#17

I was diagnosed in relative adulthood (21). I don’t share my CGM with anyone bc it just hasn’t logistically proved more helpful than harmful. My husband would know how to interpret the numbers, but it would wake him up all the dang time when sleeping odd hours for work. My parents wouldn’t know how to interpret the data and would freak out all the time.

However, if I’d been diagnosed as a child and my parents had had to care for my diabetes before I did, I’m sure that would be a radically different story. They’d be the ones educating me initially…whereas I obviously educate them since I’m the one living it.

It wasn’t until my mom was diagnosed as Type 2 and she had to start testing/walking/losing weight that she started to really understand the logistical and mental demands of the disease. I was ten years into my diagnosis and she’d been super curious/supportive/etc that whole time…but it didn’t “click” until she lived some of it. I think it’s just that sort of thing for people…you can only understand so much from a distance if you’re not living together or whatever with this disease.


#18

I offered to let my mom follow my BGs as an alternate to messaging me once a day, and she said no. She said seeing my BG would stress her out more from a distance, and worry her more since she wouldn’t be managing them. I’d also feel a bit weird having someone else see every high and low and every mistake I made, and I think that would stress me out more! Though that could be different for people who grew up with CGM sharing. And definitely if I had a significant other, I would let them share.

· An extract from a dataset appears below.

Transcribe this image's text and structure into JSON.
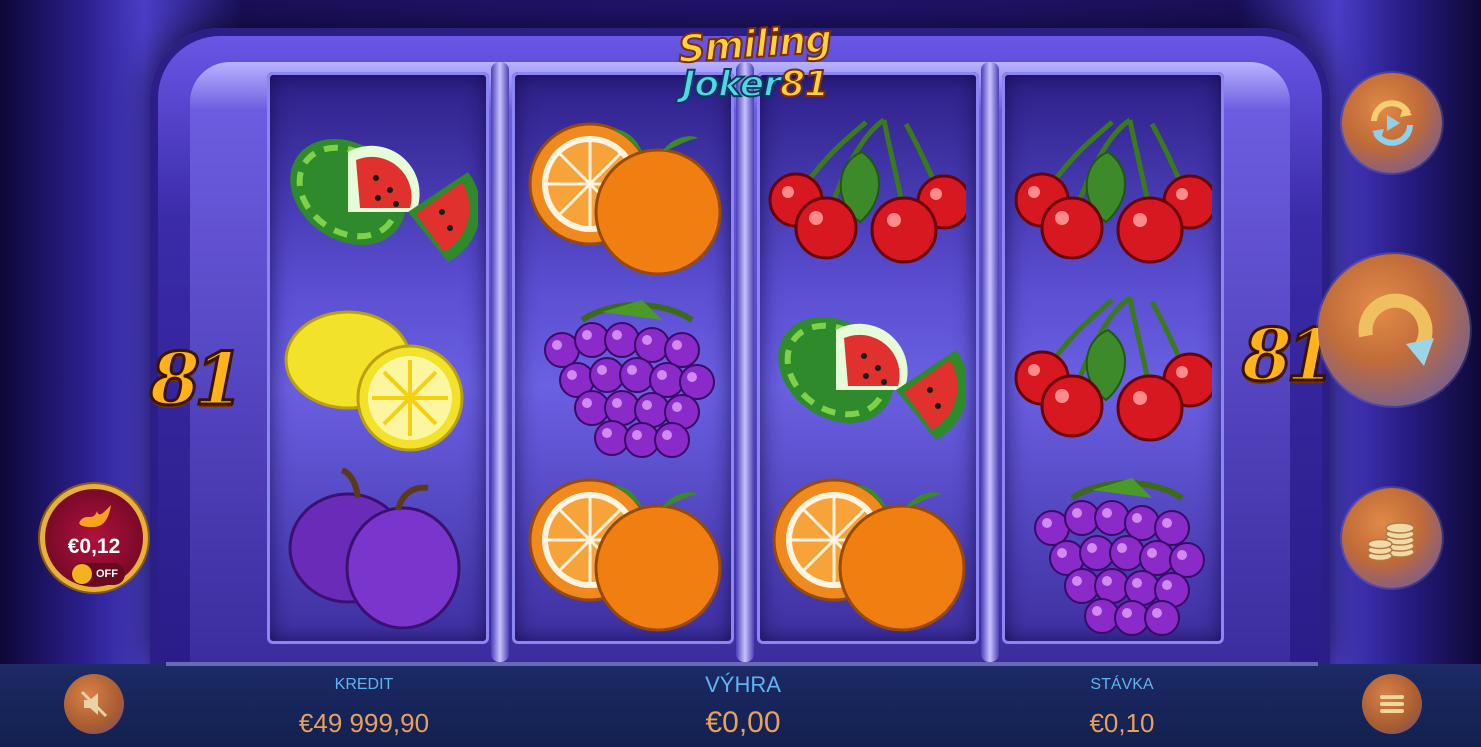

My parents know that I can and do handle routine highs and lows; what they worry about is a medical emergency that I can’t handle on my own. I do make sure to mention what my A1c is and what my doctor says about my control (or other health issues), because I think hearing that my doctor feels that I’m doing well is reassuring. Also, I think with any new diagnosis, it ramps up the worry for a while. When I was first diagnosed with Graves’ (which was diagnosed through emergency and brief admission to hospital), I was getting texts every day asking how I was doing and how I was feeling and how this or that appointment went, when usually my health doesn’t come up in messages that often. So hopefully your parents will become less worried or at least more subtle about checking in as you get used to diabetes.


#19

I should have added to my suggestion that…in addition to being able to remotely monitor…knowing that he will be responsive (or have someone close to him that I can contact incase of emergencies (say, “LOW” for 20 or 30 minutes and I can’t reach him)…THEN I would worry less. :stuck_out_tongue: Seeing the numbers but having no way of contacting him if they get into the dangerous territory would worry me MORE, naturally.

I’m going to have a large learning curve when he grows up…he’s going to drive what will and what won’t be acceptable and what is considered invasive. I’ll naturally respect his wishes, but he will understand that my desire to keep track of his BGs is coming from only the purest most loving place a parent can come from. I just want to protect him in adulthood whenever I can…if he will allow me.


#20

I can understand this. My family has a lot of “invisible” chronic illnesses. My mom did have pre-diabetes (steroid induced after a major surgery), so I think she understands just enough between her own experience and research to be more worried. :slight_smile:

Good point…I’ll have to remember to work those things into conversations occasionally.

Ha, I think that’s part of what worries my mom. My husband works 12hr shifts (or really, 13hrs), and is gone before the rest of us are awake for the day. I’m sure she worries just like I do about what happens if I don’t wake up, or what happens if I have a major low during the day when it’s just me and my toddlers…things I’ve been thinking about and trying to come up with “plans” for now that I’m on basal…